This inspired me to re-read Owning Up for the umpteenth time - it's stood the test of time and I still found myself laughing out loud at certain passages - it's also very good at evoking the dark dreary towns of the 1950s with their awful 'digs' and drinking cultures as he endlessly traverses the country.
'The flavour of the different regional landscapes was enough: the flat featureless Dutch-like farmland of Lincolnshire; the honey-coloured stone and intimate scale of the West Country; the sprawling suburb of the Midlands; the hunting-print look of Cheshire and Shropshire; the kilns of the Potteries and the chimneys of the industrial north; the wild moors along the Pennines where the sheep are always black with the soot of Lancashire and Yorkshire.' (p.103)

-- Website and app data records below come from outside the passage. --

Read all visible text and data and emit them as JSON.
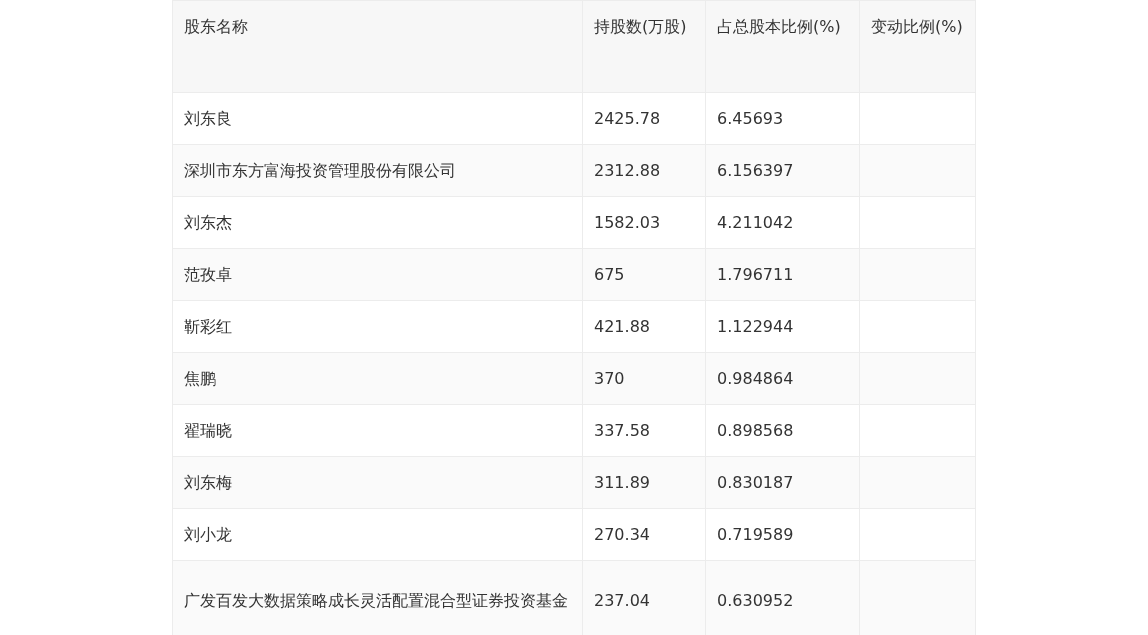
{
  "table": {
    "columns": [
      "股东名称",
      "持股数(万股)",
      "占总股本比例(%)",
      "变动比例(%)"
    ],
    "rows": [
      [
        "刘东良",
        "2425.78",
        "6.45693"
      ],
      [
        "深圳市东方富海投资管理股份有限公司",
        "2312.88",
        "6.156397"
      ],
      [
        "刘东杰",
        "1582.03",
        "4.211042"
      ],
      [
        "范孜卓",
        "675",
        "1.796711"
      ],
      [
        "靳彩红",
        "421.88",
        "1.122944"
      ],
      [
        "焦鹏",
        "370",
        "0.984864"
      ],
      [
        "翟瑞晓",
        "337.58",
        "0.898568"
      ],
      [
        "刘东梅",
        "311.89",
        "0.830187"
      ],
      [
        "刘小龙",
        "270.34",
        "0.719589"
      ],
      [
        "广发百发大数据策略成长灵活配置混合型证券投资基金",
        "237.04",
        "0.630952"
      ]
    ]
  }
}
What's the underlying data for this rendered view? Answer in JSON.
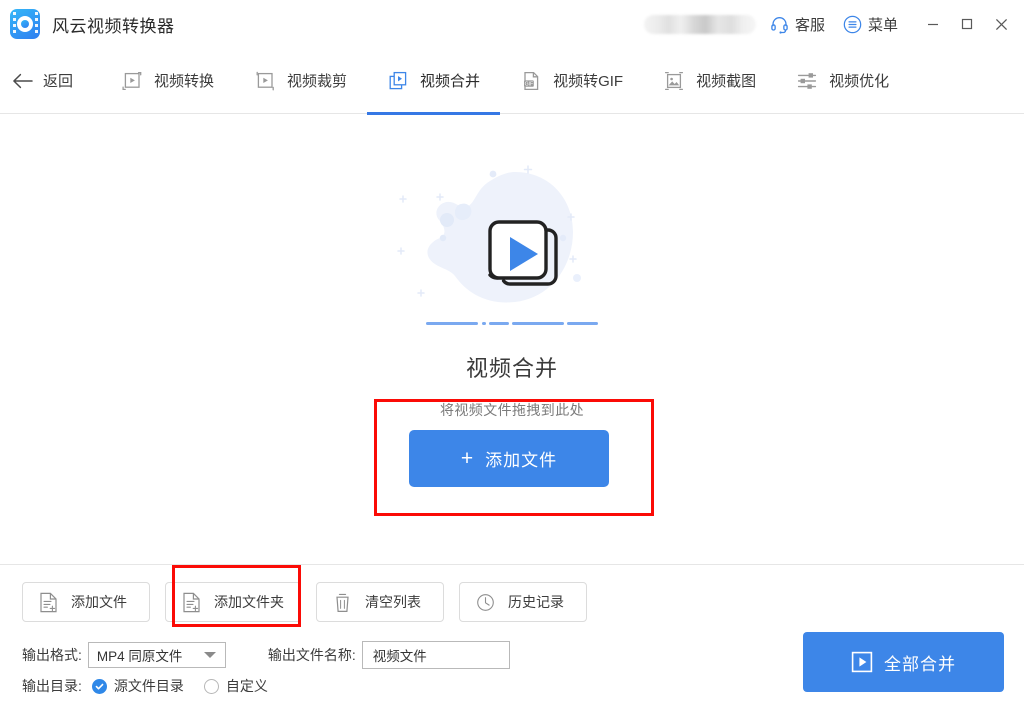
{
  "app": {
    "title": "风云视频转换器",
    "logo_icon": "app-logo-film-icon"
  },
  "titlebar": {
    "user_badge": "",
    "service_label": "客服",
    "service_icon": "headset-icon",
    "menu_label": "菜单",
    "menu_icon": "list-menu-icon",
    "minimize_icon": "minimize-icon",
    "maximize_icon": "maximize-icon",
    "close_icon": "close-icon"
  },
  "nav": {
    "back_label": "返回",
    "back_icon": "arrow-left-icon",
    "tabs": [
      {
        "label": "视频转换",
        "icon": "video-convert-icon",
        "active": false
      },
      {
        "label": "视频裁剪",
        "icon": "video-crop-icon",
        "active": false
      },
      {
        "label": "视频合并",
        "icon": "video-merge-icon",
        "active": true
      },
      {
        "label": "视频转GIF",
        "icon": "gif-icon",
        "active": false
      },
      {
        "label": "视频截图",
        "icon": "screenshot-icon",
        "active": false
      },
      {
        "label": "视频优化",
        "icon": "sliders-icon",
        "active": false
      }
    ]
  },
  "hero": {
    "illustration_icon": "stacked-video-play-icon",
    "title": "视频合并",
    "subtitle": "将视频文件拖拽到此处",
    "add_button_label": "添加文件",
    "add_button_plus": "+"
  },
  "toolbar": {
    "buttons": [
      {
        "label": "添加文件",
        "icon": "file-add-icon",
        "highlighted": false
      },
      {
        "label": "添加文件夹",
        "icon": "folder-add-icon",
        "highlighted": true
      },
      {
        "label": "清空列表",
        "icon": "trash-icon",
        "highlighted": false
      },
      {
        "label": "历史记录",
        "icon": "clock-icon",
        "highlighted": false
      }
    ]
  },
  "settings": {
    "format_label": "输出格式:",
    "format_value": "MP4 同原文件",
    "format_caret_icon": "chevron-down-icon",
    "filename_label": "输出文件名称:",
    "filename_value": "视频文件",
    "filename_placeholder": "视频文件",
    "dir_label": "输出目录:",
    "dir_options": [
      {
        "label": "源文件目录",
        "selected": true
      },
      {
        "label": "自定义",
        "selected": false
      }
    ]
  },
  "action": {
    "merge_label": "全部合并",
    "merge_icon": "play-square-icon"
  },
  "colors": {
    "accent": "#3d86e8",
    "accent_dark": "#3578e5",
    "annotation": "#fb0b06",
    "text": "#3c3c3c",
    "muted": "#7b7b7b",
    "border": "#dcdcdc"
  }
}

The more I find out about Hastings the stranger the town becomes. Lord Tiverton who, like his friend Screaming Lord Sutch, seems to have invented his title - in fact he was Derek Howell, health food millionaire - lived in the Old Town and died in October 1999. According to the Evening Argus:
'The short route from Tiver's home above a shop in the historic Old Town of Hastings to the nearby St Clement's Church was packed with those eager to pay their last respects. A jazz band led the hearse, followed by a lively procession of mourners including members of the Monster Raving Loony Party of which Tivers was appointed chairman shortly before his death. Sadly he never heard the good news.'
He lived at 49 George Street, which, according to an article I found online, was decorated in an eccentric style. Unfortunately, I've been unable to find any images online of the interior, so the imagination will have to serve. Above, a general picture of the north side of George Street where the house is located.
Author of Subterranean City, Beneath the Streets of London, London's Coffee Houses, Decadent London, The Folklore of London, Subterranean City (Revised and Expanded Edition), Netherwood, Last Resort of Aleister Crowley, Lord of Strange Deaths, the Fiendish World of Sax Rohmer; Secret Tunnels in England, Folklore and Fact